Source records Start Marker
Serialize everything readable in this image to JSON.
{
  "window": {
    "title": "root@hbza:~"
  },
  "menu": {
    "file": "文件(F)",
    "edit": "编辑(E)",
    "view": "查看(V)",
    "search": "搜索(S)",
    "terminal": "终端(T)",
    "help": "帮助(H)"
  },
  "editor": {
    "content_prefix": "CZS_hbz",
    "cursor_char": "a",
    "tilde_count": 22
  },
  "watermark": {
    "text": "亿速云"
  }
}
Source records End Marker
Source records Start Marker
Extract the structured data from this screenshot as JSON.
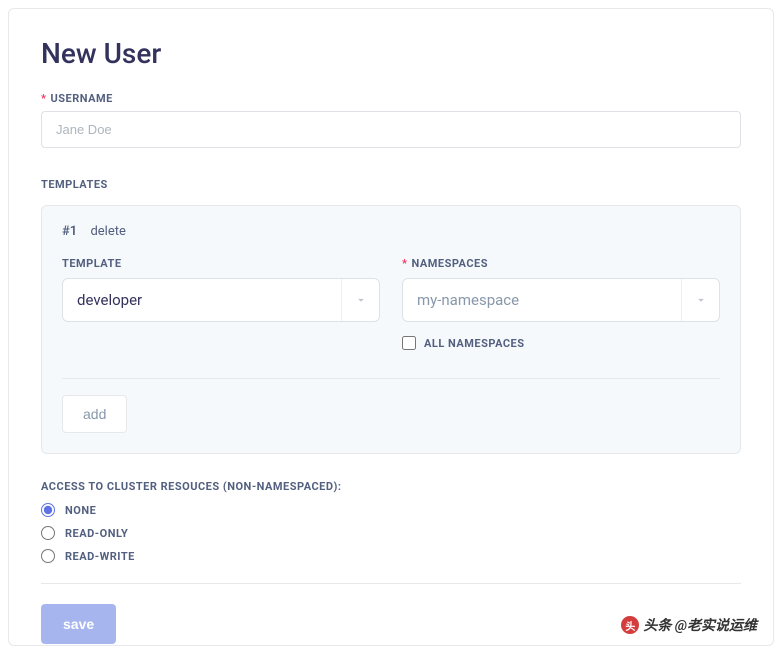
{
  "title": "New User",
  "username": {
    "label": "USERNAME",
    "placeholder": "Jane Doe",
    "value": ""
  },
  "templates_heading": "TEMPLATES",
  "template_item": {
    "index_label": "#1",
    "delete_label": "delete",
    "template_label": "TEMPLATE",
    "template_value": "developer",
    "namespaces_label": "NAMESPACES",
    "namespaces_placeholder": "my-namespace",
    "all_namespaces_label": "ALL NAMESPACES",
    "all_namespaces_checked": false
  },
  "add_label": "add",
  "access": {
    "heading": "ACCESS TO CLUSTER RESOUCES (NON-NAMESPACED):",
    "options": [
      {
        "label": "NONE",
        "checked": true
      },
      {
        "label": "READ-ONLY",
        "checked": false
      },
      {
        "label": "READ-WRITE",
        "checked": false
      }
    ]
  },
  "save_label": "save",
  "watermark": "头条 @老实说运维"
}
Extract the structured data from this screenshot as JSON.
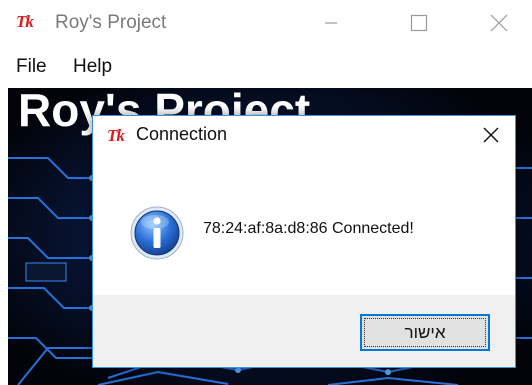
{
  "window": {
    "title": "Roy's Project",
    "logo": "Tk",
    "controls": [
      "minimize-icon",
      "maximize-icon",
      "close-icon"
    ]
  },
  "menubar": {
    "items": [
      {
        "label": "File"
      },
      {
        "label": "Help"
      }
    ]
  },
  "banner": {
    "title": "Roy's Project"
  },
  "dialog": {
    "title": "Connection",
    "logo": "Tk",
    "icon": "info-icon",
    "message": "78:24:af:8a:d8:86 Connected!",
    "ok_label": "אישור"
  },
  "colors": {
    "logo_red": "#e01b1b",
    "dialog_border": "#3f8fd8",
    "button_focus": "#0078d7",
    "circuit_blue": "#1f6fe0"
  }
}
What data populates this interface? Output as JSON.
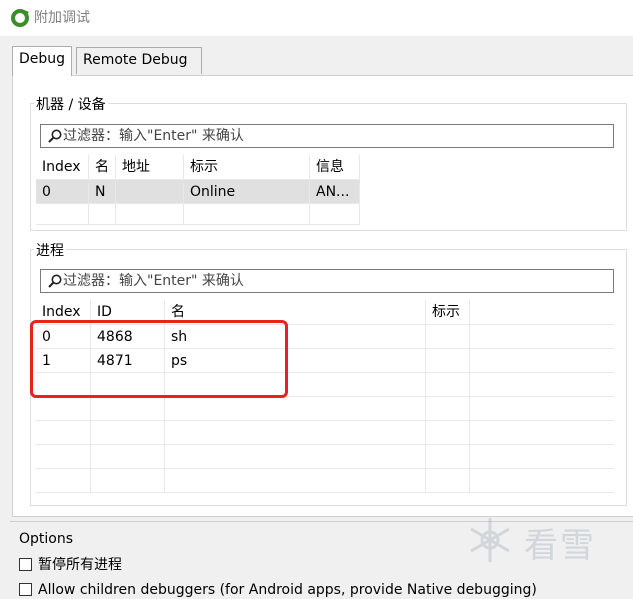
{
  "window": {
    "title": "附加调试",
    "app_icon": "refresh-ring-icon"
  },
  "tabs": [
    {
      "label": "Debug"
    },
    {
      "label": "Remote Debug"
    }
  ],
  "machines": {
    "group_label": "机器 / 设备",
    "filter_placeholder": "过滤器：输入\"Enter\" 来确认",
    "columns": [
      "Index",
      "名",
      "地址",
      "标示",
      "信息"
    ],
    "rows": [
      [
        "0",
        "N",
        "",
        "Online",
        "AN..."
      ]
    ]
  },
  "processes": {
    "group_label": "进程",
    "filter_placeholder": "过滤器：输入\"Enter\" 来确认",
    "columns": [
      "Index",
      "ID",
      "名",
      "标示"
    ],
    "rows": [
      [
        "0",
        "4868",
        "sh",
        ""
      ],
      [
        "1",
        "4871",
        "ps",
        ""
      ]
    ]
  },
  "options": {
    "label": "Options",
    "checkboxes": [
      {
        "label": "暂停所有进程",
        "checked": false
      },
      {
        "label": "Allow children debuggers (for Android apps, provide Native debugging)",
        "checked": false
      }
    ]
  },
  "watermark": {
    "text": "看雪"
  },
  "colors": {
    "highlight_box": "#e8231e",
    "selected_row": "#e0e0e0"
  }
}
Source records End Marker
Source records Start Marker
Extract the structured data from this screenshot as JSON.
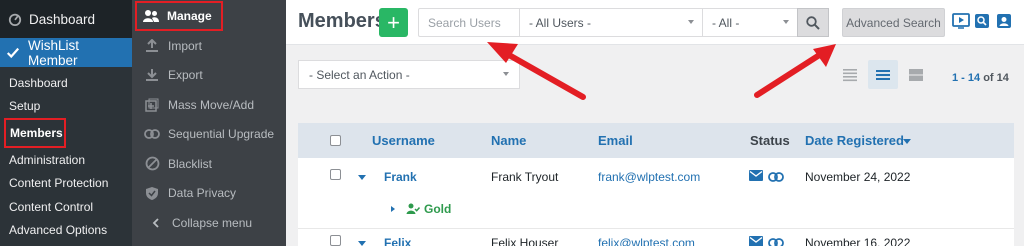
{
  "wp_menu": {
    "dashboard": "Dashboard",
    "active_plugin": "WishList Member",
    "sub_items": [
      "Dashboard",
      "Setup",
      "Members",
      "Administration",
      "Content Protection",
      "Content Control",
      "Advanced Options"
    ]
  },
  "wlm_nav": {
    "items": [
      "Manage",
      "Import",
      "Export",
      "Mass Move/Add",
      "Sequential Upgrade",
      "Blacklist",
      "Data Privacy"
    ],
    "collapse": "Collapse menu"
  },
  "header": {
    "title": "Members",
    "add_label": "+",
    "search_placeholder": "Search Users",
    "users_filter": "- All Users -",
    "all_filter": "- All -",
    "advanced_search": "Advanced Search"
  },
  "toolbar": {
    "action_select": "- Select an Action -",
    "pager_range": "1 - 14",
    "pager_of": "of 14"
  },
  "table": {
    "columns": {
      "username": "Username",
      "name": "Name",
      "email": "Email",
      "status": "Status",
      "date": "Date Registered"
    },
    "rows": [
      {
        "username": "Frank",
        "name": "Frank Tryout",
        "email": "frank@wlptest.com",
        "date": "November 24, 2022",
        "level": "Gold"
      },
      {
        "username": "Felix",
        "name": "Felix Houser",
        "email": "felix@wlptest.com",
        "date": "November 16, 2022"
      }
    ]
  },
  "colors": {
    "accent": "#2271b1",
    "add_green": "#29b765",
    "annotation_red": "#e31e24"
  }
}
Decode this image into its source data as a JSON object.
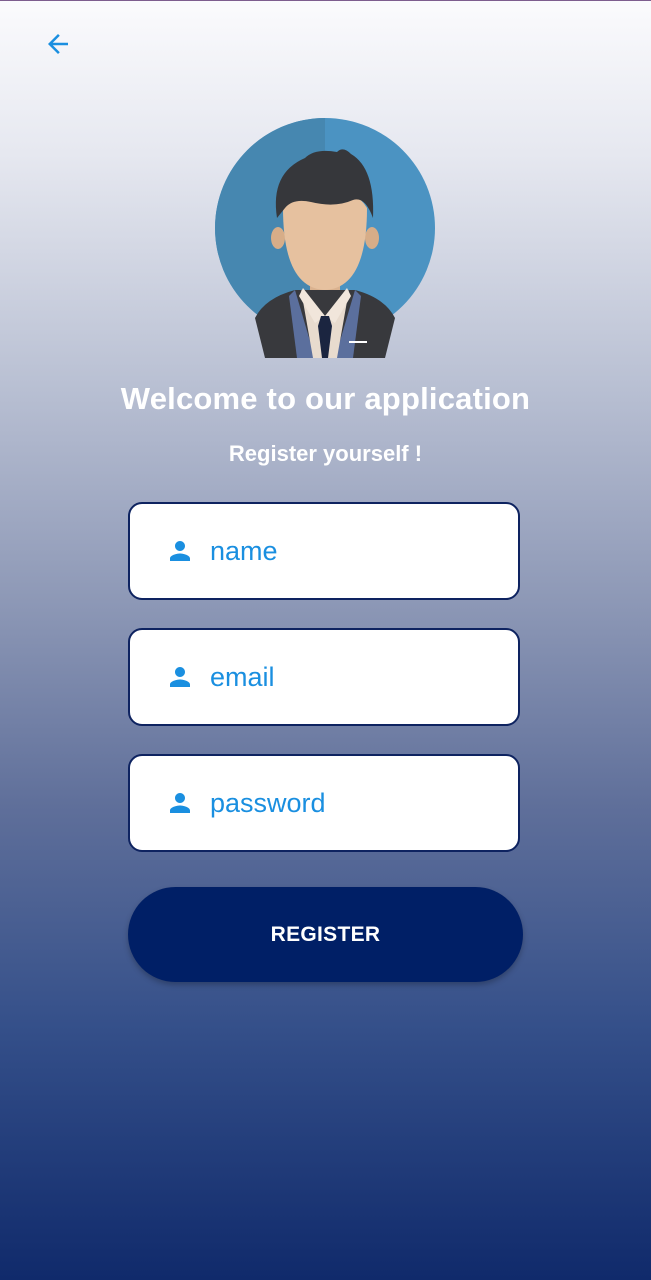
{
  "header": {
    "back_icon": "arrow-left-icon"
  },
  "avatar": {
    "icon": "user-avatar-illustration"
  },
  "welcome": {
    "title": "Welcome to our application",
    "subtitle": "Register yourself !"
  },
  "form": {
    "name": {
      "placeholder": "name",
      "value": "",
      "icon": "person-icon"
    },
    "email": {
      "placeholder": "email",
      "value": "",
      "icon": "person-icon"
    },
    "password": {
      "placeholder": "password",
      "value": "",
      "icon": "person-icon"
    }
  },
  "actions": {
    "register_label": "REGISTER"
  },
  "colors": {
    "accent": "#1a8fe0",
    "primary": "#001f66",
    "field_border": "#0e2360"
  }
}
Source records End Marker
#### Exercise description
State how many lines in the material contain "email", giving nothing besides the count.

#### Task result
5